  3. ICT departments are still not accountable for the power bill; while this year’s benchmark report shows that while this is improving, the majority of organisations don’t have visibility of their power bill and are not accountable for energy spend. The stats show that improvement in this metric is closely linked to better overall performance in other areas. So this one is key.

You can find the full report here

Challenges are, as we know, also opportunities. In a time of rising electricity costs, ICT departments can make a contribution to both the bottom line of the organisation as well as to its environmental performance. The Global Benchmark Report shows that many organisations today are achieving best practice and are already reaping the rewards.

Traditional values feature highly in CIO’s cloud decision making

In our first blog post for the Fujitsu Australia and New Zealand Blog, Craig Baty – our Chief Technology and Innovation Officer provides an insight into what CIOs look for in selecting a Cloud provider.

It is timely that I was given the opportunity to write this post given that Fujitsu has recently announced a Cloud contract with one of Australia’s largest port operators – Asciano Ltd.  Asciano is in the process of transforming its ICT infrastructure and to them the Cloud with the assistance of Fujitsu – is a way to change  the way the company works, its service delivery and the way it interfaces with its customers.

So what decisions do companies such as Asciano and others face when embarking on a Cloud journey?
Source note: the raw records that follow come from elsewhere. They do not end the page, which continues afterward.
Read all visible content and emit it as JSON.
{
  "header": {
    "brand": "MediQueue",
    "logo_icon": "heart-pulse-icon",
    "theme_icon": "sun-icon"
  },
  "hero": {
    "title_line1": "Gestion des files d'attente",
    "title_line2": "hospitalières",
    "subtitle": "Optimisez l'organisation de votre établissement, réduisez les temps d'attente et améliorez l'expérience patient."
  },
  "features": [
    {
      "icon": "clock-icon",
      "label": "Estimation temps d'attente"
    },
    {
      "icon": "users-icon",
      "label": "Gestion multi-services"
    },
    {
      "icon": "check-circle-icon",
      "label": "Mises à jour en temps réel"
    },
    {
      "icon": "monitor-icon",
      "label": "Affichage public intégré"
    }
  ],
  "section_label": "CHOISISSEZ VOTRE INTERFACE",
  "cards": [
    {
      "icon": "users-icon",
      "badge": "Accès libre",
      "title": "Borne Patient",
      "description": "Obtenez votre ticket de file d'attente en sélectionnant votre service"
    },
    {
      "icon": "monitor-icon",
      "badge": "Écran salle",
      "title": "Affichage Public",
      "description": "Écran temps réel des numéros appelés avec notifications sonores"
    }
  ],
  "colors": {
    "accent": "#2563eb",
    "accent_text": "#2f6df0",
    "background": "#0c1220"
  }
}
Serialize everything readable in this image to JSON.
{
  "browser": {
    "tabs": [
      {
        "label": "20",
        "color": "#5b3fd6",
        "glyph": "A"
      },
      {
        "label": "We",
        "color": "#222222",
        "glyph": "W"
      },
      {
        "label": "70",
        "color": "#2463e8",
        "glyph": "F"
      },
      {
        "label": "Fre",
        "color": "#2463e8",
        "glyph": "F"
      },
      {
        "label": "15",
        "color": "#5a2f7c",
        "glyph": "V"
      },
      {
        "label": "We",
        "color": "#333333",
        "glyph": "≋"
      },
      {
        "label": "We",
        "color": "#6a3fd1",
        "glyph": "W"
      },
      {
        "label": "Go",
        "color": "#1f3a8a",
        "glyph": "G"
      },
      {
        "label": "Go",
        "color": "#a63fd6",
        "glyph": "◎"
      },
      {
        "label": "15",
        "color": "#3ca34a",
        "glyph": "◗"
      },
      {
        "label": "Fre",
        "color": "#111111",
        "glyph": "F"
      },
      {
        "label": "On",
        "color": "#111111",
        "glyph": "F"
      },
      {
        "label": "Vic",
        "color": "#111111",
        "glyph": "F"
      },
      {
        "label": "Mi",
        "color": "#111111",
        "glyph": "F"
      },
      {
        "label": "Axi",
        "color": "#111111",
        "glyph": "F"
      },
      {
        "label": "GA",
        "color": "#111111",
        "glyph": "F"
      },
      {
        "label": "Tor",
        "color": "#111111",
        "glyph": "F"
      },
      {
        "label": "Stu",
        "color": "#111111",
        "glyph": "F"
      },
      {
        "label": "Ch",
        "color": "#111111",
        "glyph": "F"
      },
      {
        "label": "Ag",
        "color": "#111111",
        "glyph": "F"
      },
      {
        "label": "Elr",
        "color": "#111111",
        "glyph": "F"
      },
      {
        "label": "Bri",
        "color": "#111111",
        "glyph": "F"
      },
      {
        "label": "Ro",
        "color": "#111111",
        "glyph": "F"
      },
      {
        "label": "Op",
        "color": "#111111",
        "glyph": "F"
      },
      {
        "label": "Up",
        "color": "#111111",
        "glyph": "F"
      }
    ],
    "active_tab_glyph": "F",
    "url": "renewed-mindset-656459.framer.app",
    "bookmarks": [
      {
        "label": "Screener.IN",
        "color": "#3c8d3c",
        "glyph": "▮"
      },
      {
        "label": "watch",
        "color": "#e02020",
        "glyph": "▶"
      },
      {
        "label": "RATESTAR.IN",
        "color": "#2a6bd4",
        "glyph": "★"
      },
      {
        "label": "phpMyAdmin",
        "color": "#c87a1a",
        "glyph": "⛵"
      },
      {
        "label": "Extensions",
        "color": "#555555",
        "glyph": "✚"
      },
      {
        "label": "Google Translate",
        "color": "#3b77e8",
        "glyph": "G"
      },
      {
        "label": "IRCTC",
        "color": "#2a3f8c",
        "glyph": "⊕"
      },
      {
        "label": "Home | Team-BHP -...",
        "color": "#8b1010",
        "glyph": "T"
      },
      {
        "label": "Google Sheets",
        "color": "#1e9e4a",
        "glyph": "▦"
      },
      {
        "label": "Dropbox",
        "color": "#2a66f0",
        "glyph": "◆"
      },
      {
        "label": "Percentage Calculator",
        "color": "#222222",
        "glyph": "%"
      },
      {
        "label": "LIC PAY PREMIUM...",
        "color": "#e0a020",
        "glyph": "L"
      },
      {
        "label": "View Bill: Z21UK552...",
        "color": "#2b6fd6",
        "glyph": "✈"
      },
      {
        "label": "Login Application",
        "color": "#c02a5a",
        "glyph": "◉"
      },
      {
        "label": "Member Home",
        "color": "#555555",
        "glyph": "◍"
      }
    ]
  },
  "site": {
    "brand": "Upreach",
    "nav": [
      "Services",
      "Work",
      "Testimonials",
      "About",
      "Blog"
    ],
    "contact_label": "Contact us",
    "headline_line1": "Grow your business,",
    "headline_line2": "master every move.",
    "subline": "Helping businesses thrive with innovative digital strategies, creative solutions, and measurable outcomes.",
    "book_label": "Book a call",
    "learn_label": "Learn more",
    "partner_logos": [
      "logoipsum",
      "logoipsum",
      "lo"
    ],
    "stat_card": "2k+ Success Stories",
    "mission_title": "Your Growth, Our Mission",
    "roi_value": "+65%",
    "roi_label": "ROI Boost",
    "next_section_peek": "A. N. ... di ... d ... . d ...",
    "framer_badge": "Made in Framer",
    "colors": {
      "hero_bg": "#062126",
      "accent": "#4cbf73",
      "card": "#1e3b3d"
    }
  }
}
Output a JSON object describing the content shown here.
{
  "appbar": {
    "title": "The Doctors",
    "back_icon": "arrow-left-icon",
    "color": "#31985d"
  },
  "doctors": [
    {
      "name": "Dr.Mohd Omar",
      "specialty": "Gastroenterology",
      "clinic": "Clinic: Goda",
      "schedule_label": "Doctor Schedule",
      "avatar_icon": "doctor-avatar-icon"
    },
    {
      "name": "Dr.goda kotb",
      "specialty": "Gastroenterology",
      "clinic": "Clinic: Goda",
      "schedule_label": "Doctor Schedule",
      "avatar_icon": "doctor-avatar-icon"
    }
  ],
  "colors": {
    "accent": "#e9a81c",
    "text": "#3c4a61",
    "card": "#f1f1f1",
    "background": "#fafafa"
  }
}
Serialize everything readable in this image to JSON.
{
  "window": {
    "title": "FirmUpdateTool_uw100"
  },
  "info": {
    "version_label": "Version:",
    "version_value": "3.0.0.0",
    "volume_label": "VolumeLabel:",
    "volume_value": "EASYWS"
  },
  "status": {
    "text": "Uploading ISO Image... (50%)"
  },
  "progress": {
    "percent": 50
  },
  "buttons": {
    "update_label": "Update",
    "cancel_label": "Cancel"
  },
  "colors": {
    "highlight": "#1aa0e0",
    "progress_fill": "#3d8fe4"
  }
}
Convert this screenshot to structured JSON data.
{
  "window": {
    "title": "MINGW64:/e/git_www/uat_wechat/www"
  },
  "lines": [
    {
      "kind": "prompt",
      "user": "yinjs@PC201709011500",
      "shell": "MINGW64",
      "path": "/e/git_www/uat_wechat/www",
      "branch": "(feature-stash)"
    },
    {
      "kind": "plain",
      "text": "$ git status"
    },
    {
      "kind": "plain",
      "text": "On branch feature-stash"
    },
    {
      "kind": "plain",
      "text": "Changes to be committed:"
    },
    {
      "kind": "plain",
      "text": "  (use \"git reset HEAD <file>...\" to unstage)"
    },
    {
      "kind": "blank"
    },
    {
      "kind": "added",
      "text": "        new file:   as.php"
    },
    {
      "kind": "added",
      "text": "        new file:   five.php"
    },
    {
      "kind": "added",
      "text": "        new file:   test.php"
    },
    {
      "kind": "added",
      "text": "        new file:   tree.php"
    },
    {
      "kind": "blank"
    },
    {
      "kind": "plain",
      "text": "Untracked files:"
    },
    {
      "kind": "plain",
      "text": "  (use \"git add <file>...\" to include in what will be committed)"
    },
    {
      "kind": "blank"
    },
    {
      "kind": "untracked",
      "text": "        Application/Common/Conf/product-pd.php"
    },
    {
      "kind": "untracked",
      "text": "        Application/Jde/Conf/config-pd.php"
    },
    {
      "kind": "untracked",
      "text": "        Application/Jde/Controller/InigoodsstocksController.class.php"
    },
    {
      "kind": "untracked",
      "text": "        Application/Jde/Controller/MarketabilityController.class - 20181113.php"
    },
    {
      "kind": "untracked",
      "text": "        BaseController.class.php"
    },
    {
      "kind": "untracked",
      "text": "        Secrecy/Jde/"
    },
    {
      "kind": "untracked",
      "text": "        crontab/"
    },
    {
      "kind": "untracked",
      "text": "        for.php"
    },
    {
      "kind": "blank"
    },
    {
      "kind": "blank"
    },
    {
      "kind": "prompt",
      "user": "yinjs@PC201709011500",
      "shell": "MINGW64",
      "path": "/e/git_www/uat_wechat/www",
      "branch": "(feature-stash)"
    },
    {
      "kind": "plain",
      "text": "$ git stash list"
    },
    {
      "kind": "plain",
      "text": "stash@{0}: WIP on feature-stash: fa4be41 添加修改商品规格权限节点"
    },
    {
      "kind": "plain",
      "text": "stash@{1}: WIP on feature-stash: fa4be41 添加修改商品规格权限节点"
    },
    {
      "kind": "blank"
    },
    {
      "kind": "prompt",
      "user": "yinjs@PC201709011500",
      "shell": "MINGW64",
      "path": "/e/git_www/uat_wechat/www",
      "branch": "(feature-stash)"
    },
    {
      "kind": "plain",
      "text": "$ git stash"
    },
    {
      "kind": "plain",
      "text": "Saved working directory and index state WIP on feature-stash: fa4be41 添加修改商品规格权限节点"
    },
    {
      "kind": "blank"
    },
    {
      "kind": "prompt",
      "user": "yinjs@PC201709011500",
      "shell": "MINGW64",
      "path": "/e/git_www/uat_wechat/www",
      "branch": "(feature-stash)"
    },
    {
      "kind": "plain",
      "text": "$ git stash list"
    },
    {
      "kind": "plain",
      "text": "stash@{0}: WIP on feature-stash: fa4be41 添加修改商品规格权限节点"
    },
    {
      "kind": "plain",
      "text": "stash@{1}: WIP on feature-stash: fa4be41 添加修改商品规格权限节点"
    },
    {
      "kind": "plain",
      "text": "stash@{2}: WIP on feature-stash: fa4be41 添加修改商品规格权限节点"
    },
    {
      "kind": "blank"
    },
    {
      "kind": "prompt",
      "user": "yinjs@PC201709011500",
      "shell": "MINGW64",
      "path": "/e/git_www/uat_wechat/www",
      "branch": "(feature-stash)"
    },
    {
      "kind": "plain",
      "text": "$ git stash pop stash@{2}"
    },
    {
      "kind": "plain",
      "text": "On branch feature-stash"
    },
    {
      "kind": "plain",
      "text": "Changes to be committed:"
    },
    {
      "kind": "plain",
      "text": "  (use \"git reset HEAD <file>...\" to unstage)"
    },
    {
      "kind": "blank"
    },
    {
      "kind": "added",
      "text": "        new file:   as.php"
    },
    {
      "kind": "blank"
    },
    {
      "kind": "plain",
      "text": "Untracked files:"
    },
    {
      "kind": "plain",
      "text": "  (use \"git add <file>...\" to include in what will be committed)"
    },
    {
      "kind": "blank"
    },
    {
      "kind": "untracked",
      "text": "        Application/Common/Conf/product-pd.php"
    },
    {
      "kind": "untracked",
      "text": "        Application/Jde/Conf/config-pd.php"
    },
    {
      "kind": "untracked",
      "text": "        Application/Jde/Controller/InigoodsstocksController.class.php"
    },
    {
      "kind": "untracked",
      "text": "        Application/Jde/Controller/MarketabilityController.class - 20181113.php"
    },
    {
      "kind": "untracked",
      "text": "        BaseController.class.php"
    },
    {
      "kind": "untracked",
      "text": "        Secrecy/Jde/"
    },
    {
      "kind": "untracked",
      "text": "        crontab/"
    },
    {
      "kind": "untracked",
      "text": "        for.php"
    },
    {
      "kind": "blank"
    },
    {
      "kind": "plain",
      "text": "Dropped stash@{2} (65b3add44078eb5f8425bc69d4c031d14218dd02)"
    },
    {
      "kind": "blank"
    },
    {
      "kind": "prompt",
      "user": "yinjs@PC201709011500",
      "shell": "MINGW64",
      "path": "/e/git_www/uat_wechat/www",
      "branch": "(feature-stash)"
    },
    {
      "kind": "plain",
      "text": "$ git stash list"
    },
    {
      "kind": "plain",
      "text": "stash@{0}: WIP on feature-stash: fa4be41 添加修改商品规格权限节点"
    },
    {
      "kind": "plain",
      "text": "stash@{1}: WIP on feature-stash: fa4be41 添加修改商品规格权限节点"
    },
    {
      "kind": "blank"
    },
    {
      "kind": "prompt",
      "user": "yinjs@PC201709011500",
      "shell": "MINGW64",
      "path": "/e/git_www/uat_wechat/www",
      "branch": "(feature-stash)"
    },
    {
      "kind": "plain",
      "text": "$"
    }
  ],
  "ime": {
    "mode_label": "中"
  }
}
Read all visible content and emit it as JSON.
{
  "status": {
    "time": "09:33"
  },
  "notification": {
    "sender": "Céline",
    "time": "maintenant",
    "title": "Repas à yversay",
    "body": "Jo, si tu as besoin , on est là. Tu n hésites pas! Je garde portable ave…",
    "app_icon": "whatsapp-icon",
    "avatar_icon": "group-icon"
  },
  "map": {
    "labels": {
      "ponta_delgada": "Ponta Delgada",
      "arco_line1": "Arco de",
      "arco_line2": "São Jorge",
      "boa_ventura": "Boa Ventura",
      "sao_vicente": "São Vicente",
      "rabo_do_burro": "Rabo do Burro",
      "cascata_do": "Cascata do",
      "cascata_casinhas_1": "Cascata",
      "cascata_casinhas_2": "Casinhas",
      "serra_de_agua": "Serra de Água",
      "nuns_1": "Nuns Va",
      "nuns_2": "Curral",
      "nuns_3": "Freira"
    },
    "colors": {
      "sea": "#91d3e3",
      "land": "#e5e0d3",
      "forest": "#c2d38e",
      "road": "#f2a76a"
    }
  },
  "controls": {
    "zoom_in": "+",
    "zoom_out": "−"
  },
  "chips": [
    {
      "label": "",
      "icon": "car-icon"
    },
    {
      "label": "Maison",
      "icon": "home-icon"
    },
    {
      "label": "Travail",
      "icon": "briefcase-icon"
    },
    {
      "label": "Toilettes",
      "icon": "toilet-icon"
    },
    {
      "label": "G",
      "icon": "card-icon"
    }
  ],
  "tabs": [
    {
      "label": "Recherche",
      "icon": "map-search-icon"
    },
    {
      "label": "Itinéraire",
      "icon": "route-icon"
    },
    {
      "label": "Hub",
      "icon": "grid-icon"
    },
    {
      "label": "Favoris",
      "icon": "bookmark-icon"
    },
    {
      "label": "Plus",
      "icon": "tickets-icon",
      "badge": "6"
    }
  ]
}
The latest edition of Insights Quarterly, a joint research initiative commissioned by Fujitsu and Microsoft  conducted by independent firm Connection Research, provides a deep dive into the minds of almost 200 Australian CIOs.

From the research there is no doubt that CIOs view Cloud Computing as the future of ICT. As my peer at Microsoft, Greg Stone (Microsoft CTO) says “cloud computing has arrived, and will continue to grow in functionality and popularity. The idea of an ‘information utility’, where generic computing power is available on demand like water or electricity, is a much closer reality.”

Cloud has reached a certain level of maturity in the enterprise, to a point where almost every CIO is more than familiar with the traditional benefits of cloud. The research shows that lower operational costs, scalability, lower capital expenditure on ICT, and flexibility and elasticity were the qualities that CIOs rated highly as the ‘Advantages of Cloud Computing’.

 

Interestingly, when CIOs were asked about how they select a cloud platform, the above factors did not rate as highly as the support from the supplier, security of data, privacy and the reputation of the supplier. Continue reading